On a separate, dedicated volume, yes. We recommend that you add an APFS volume to the destination APFS container and use that new volume for your other content. As long as the system copy and the other content are stored on separate volumes, these can coexist peacefully on the same physical device. Likewise, you may add a partition to your destination disk if the destination is not APFS formatted. For example, if you have an external hard drive that already has content on an HFS+ formatted volume, you can add a partition to the disk and use the new partition for the copy of the system.

Related documentation

If I continue to make regular backups to the destination, will it remain bootable?

You should not expect the destination to remain bootable after running additional backup tasks to the destination (i.e. via manual or scheduled backups). The Legacy Bootable Copy Assistant is intended only for creating ad hoc, bootable copies of the system that you intend to use immediately.

Can I exclude some content when making a bootable copy of the system?

If your Mac is running Big Sur or later, then it is not possible to exclude content and produce a bootable copy of the system. If you must exclude content from the initial copy, then we recommend that you proceed with a Standard Backup.

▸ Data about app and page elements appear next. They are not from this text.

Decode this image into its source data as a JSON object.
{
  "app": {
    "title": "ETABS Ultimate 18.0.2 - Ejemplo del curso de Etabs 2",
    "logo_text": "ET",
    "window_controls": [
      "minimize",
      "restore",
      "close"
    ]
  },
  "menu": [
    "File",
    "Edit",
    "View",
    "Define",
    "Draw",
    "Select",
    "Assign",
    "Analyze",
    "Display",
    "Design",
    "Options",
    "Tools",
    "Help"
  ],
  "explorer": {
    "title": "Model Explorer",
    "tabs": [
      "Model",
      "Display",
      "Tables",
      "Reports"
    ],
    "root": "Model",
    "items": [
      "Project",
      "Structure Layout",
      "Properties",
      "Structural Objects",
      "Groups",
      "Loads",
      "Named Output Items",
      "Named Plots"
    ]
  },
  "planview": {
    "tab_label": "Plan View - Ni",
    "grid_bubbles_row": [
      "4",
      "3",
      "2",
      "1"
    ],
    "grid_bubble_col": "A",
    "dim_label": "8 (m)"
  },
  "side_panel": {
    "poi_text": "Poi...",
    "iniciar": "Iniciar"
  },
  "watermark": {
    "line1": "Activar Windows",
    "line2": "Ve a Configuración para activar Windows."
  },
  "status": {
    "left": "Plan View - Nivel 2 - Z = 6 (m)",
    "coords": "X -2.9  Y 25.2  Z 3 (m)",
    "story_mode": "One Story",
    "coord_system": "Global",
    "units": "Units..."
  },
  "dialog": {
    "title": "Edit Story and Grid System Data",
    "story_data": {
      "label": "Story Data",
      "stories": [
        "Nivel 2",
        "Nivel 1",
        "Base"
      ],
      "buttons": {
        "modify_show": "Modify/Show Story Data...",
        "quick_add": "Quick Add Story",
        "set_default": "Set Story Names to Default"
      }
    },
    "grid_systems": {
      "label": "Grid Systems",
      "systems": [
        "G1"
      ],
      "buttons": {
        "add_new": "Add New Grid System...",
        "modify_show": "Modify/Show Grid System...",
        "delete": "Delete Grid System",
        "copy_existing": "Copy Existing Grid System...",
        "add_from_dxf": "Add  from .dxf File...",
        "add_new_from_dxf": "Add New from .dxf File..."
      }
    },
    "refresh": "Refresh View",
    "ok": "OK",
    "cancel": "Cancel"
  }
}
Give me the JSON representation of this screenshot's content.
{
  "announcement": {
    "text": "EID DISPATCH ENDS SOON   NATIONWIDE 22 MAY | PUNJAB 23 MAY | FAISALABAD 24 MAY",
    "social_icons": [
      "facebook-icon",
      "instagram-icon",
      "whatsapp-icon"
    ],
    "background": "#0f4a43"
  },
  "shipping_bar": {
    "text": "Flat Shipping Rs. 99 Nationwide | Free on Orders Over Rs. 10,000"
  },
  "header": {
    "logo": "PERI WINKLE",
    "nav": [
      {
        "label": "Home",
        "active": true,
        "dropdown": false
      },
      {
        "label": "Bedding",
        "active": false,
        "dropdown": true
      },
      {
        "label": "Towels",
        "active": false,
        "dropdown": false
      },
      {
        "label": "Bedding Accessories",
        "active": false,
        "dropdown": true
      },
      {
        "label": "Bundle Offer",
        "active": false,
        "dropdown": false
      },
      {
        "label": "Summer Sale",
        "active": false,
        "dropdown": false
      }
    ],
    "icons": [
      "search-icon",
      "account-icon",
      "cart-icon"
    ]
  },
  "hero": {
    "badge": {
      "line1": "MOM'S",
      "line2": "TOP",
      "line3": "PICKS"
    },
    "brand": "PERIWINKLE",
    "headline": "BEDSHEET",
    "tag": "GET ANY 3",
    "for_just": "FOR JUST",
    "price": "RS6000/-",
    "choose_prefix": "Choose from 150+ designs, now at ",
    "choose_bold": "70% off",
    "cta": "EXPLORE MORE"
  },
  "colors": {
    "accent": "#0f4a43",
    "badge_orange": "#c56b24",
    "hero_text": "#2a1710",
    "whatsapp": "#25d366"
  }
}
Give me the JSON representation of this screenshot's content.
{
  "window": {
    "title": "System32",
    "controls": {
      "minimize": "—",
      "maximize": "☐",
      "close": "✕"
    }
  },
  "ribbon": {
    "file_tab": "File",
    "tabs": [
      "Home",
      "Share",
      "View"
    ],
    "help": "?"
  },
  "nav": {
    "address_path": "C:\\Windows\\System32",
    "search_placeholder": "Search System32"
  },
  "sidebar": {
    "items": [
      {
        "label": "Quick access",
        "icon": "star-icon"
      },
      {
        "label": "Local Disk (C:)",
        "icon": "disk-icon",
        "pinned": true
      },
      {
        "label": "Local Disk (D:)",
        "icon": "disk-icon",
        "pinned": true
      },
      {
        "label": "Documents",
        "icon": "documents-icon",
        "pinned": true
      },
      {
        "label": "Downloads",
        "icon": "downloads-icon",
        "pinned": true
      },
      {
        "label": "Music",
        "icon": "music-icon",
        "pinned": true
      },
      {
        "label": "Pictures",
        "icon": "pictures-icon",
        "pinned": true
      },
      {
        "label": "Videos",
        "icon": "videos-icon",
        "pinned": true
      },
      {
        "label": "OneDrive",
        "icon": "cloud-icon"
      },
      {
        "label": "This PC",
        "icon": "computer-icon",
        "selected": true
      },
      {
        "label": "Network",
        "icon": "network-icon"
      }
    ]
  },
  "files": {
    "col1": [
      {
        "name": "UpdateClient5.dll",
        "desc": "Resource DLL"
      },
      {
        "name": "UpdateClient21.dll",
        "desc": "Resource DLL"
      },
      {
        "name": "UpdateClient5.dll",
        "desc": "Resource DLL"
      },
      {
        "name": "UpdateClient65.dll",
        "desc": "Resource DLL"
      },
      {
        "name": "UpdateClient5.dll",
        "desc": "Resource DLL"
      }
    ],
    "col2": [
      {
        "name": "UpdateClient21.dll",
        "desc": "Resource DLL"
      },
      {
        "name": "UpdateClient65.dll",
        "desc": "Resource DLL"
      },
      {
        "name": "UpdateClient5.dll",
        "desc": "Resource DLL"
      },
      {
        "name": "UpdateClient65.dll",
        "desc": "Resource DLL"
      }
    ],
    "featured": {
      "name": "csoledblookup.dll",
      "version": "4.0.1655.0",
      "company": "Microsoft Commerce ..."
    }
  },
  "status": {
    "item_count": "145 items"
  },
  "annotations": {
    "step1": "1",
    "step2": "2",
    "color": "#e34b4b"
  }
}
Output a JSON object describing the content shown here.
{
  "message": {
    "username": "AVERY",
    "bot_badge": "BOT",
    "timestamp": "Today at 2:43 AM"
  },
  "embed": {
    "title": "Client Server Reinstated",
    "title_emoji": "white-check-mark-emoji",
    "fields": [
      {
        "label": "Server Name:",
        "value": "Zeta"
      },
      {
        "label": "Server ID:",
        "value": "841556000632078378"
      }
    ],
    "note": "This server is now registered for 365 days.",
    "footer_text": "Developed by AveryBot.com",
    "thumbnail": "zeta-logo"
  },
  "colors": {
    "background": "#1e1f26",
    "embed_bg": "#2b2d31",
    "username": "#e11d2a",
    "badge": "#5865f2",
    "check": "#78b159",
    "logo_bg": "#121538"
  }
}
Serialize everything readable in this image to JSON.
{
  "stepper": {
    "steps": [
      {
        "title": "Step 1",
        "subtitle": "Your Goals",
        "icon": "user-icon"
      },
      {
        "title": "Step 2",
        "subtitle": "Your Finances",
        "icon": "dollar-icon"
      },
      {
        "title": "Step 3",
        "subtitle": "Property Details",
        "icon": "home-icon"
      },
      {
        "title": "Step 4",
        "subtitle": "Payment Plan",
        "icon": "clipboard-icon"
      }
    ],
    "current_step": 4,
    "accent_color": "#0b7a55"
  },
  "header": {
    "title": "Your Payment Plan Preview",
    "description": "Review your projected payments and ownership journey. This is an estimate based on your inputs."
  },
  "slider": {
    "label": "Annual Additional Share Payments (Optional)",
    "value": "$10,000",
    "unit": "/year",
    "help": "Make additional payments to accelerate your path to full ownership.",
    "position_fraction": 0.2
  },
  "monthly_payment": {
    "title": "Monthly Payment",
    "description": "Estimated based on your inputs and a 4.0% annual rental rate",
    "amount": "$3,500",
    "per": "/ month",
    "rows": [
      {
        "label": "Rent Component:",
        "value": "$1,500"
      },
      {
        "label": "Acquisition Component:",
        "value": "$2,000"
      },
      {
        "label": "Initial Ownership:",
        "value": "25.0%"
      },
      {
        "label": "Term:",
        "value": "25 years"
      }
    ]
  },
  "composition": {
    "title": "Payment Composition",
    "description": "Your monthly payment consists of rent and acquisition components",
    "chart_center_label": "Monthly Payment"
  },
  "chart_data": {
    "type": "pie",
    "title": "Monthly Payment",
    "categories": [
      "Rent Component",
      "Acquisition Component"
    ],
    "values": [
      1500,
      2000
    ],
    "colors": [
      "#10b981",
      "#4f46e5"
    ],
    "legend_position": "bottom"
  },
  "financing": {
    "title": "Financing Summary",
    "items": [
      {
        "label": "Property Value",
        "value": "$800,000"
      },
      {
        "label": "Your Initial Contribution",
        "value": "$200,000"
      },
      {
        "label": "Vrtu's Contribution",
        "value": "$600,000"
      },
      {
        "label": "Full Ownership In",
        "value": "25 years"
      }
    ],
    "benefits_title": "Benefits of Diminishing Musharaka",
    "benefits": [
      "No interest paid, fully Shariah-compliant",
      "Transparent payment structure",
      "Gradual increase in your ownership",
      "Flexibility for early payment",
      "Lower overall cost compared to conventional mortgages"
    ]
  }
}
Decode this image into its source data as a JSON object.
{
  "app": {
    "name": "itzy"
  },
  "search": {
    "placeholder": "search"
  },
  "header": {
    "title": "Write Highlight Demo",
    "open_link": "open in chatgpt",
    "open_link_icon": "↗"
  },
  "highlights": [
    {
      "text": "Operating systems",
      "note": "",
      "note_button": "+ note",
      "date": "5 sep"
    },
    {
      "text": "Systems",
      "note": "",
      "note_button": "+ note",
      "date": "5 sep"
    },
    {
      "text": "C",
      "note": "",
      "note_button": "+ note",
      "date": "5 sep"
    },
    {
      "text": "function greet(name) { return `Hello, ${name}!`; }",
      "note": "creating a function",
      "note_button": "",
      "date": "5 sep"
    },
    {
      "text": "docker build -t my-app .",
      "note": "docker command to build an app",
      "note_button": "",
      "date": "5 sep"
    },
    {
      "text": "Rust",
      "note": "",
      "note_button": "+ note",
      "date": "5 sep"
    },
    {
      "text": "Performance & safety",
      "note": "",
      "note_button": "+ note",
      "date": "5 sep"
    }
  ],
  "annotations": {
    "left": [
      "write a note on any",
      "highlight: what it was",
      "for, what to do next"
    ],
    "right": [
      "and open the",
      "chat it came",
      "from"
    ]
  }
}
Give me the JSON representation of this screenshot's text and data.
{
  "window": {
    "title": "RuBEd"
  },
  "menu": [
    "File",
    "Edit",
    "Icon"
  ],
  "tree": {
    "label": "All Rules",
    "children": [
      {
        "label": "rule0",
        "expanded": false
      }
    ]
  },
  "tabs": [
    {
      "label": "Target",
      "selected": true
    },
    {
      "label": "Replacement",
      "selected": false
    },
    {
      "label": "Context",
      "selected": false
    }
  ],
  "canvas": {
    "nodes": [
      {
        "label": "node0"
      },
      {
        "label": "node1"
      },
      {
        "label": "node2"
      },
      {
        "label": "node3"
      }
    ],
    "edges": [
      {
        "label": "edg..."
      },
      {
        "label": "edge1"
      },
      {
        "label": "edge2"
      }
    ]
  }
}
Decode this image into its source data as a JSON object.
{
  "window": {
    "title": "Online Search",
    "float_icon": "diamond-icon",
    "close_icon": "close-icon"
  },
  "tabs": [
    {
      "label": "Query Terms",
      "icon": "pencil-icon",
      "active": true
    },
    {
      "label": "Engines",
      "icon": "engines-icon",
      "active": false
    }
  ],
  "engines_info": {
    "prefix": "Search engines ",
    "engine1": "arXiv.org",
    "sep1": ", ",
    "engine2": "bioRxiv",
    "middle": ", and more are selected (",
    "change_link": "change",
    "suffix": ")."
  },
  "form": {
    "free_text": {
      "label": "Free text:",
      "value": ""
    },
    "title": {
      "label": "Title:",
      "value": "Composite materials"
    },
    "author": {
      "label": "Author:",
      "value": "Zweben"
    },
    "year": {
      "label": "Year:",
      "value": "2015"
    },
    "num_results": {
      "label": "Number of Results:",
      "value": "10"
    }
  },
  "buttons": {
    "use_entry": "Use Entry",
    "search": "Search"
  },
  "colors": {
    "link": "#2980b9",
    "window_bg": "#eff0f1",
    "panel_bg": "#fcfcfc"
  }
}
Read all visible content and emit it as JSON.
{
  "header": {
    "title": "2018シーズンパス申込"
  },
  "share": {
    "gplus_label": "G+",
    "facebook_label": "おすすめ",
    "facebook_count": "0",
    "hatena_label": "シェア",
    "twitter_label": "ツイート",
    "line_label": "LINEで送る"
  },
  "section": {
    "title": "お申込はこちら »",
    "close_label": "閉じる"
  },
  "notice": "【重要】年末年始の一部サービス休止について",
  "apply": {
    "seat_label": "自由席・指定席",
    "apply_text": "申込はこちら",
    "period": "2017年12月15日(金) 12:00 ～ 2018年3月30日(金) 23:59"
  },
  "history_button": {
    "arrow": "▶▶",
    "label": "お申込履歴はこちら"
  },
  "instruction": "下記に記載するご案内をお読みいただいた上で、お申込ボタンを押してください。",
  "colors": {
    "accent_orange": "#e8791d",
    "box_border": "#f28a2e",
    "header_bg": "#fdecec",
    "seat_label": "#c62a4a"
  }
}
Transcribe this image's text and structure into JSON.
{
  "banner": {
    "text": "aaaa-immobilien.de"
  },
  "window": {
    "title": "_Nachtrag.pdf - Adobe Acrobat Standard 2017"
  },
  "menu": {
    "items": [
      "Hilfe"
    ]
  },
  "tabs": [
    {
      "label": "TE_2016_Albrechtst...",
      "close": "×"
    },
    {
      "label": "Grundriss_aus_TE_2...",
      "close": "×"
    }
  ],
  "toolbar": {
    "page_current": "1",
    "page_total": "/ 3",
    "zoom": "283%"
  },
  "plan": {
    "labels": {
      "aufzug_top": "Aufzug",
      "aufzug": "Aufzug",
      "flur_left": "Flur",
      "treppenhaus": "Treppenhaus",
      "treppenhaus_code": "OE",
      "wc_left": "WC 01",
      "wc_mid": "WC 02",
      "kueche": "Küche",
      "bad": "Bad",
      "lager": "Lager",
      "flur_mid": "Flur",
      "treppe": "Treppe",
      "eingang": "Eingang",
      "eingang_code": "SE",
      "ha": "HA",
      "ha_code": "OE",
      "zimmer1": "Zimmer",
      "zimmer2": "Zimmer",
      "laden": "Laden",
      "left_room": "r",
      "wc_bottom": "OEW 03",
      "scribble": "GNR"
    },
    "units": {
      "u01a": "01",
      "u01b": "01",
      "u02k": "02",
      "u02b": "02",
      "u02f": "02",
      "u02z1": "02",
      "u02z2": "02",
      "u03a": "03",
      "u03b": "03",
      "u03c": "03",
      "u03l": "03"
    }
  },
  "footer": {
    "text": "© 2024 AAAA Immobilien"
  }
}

I already have other volumes on my backup disk. Will those be erased?

No, only the selected destination volume will be erased when you proceed with the "Erase {destination}" option. Other volumes on the same physical device will be unaffected. Regardless, we never recommend that you target a disk that has data on it that is not backed up elsewhere. If those other volumes are not yet backed up, then back up that data before proceeding.

I added a volume, but I don't want the extra volume after all. Can I delete it?

Yes. Choose Disk Utility from CCC's Utilities menu, select the volume you would like to delete, then press the "–" button in the toolbar to delete that volume.

Can I make the system copy on an encrypted volume?

You may select an encrypted volume as the destination, but the volume will be erased, and will not be encrypted when the task completes. Apple's APFS replication utility will not preemptively enable FileVault on the destination volume. To enable FileVault on the destination, you can boot from the destination volume and enable FileVault in the Security & Privacy Preference Pane.

Related documentation

You can install macOS onto a "Standard Backup" to make it bootable

We recommend using the Legacy Bootable Copy Assistant any time you have an immediate need to create a bootable copy of your startup disk. However, if some time in the future you find a need to boot from an external device, and you have an existing Standard Backup on a non-encrypted APFS volume that you would like to make bootable, you can install macOS onto that volume:

  1. Download and open the macOS Installer: [Catalina] [Big Sur] [Monterey] [Ventura] [Sonoma]
  2. When prompted to select a disk, click the Show All Disks... button and select your backup disk
  3. Proceed to install macOS onto your backup disk

Note that the macOS Installer will remove any snapshots on the backup volume, thus revoking any opportunities to restore older versions of your files.

Troubleshooting tip: Some users have discovered that macOS will stall when starting up from the backup disk. If you encounter this problem, try booting in Safe Boot mode (Intel Macs: hold down the Shift key on startup, Apple Silicon Macs: hold down the Power button on startup, then press the Shift key while selecting the startup volume) to disable the loading of third-party storage drivers. If applicable, see this Kbase article to see how to uninstall incompatible third-party storage drivers.

Please note, however, that our recommended and supported procedure for restoring your startup disk from a CCC backup is to install macOS onto a freshly-erased volume, then use Migration Assistant to migrate data from the CCC backup. A bootable volume is not required for this procedure.

Using Migration Assistant to restore your startup disk from a CCC backup